Heidi de Wet
Associate Professor of Physiology
- University Lecturer
Heidi de Wet received her Bachelor of Science degree from North Western University, South Africa, and was awarded a DPhil from the University of Cape Town (UCT) Medical School in 2000. She moved to the University of Oxford to pursue post-doctoral studies in 2003, where she joined the group of Professor Frances Ashcroft. Following two maternity breaks, she joined the Department of Physiology, Anatomy and Genetics as a University Lecturer in Physiology and Associate Professor. She is a Fellow and Director of Studies for Pre-clinical Medicine for St Catherine's College.
Her doctoral work in the Department of Chemical Pathology, UCT, first introduced her to the ATP-binding cassette (ABC) family of membrane transporters; these transporters have been the focus of her research ever since.
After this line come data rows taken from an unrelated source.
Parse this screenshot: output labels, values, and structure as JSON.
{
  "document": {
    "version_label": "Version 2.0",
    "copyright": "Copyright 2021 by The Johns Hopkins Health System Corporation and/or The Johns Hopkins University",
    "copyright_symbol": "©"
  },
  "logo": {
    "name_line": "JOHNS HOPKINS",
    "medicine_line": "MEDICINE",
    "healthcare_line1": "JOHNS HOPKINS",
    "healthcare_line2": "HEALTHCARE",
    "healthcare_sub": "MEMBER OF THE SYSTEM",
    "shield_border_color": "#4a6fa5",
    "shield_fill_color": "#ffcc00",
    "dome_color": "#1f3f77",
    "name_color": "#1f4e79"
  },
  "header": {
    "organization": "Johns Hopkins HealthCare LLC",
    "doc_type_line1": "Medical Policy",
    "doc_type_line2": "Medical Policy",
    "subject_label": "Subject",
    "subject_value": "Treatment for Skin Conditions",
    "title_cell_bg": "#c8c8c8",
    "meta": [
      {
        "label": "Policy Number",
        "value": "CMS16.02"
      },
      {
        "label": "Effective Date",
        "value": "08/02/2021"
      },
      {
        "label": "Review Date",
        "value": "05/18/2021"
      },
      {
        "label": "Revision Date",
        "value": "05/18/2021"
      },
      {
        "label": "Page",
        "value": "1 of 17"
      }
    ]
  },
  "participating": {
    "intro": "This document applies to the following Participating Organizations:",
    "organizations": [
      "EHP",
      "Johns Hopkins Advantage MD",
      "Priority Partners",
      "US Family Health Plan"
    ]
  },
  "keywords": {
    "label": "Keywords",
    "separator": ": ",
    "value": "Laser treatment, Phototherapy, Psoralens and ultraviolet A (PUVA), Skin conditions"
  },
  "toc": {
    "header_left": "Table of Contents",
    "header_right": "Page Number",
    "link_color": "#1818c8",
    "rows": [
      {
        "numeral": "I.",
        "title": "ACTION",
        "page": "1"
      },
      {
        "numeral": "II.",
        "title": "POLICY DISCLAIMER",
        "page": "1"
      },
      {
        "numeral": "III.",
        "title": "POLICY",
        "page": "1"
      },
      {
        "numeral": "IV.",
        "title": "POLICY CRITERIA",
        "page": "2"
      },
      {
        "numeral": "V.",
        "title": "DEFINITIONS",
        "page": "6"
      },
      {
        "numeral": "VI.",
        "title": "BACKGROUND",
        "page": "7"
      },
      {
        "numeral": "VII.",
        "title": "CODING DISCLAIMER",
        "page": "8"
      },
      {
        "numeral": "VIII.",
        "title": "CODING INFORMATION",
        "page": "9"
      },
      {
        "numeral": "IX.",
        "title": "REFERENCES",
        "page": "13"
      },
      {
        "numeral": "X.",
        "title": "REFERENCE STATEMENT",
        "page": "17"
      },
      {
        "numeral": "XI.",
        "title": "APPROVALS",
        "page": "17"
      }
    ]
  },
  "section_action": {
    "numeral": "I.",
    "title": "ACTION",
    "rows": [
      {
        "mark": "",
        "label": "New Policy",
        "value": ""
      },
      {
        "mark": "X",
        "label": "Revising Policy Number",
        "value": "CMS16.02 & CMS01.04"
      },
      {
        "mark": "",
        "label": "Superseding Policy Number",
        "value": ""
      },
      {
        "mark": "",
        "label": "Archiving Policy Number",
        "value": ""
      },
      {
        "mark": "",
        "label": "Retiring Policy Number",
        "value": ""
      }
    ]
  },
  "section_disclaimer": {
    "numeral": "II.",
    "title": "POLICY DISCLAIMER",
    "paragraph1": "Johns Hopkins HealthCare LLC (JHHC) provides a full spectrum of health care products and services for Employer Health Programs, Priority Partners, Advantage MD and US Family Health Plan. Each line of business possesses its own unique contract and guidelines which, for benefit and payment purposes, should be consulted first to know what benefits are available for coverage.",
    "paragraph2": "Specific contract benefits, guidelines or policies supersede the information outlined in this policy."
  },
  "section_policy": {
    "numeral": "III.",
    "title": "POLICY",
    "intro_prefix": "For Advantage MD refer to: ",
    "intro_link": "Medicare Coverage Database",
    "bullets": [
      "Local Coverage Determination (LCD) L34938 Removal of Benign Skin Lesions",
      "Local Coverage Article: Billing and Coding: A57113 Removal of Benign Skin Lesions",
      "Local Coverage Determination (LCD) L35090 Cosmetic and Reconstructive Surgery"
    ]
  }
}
Her post-doctoral research in Oxford focussed on neonatal diabetes, a rare form of type 2 diabetes, and the dysfunctional ABC transporters involved in this disease. More recently, her focus has shifted to studying the role of ABC transporters in gut endocrine K-and L-cells. These cells are involved in nutrient sensing in the small intestine and the subsequent secretion of appropriate peptide hormones that regulate several essential physiological responses to food intake.
Acetyl-CoA-carboxylase 1 (ACC1) plays a critical role in glucagon secretion.
Veprik A. et al, (2022), Commun Biol, 5
NMDA Receptor Antagonists Increase the Release of GLP-1 From Gut Endocrine Cells.
Cyranka M. et al, (2022), Front Pharmacol, 13
Acetyl-CoA-Carboxylase 1 (ACC1) plays a critical role in glucagon and GLP1 secretion and controls whole body glucose homeostasis
Veprik A. et al, (2019), DIABETOLOGIA, 62, S231 - S232
Abcc5 Knockout Mice Have Lower Fat Mass and Increased Levels of Circulating GLP-1.
Cyranka M. et al, (2019), Obesity (Silver Spring), 27, 1292 - 1304
Acetyl-CoA-Carboxylase 1 (ACC1) plays a critical role in glucagon and glucagon-like peptide 1 (GLP-1) secretion and controls whole-body glucose homeostasis.
Veprik A. et al, (2019), DIABETIC MEDICINE, 36, 16 - 17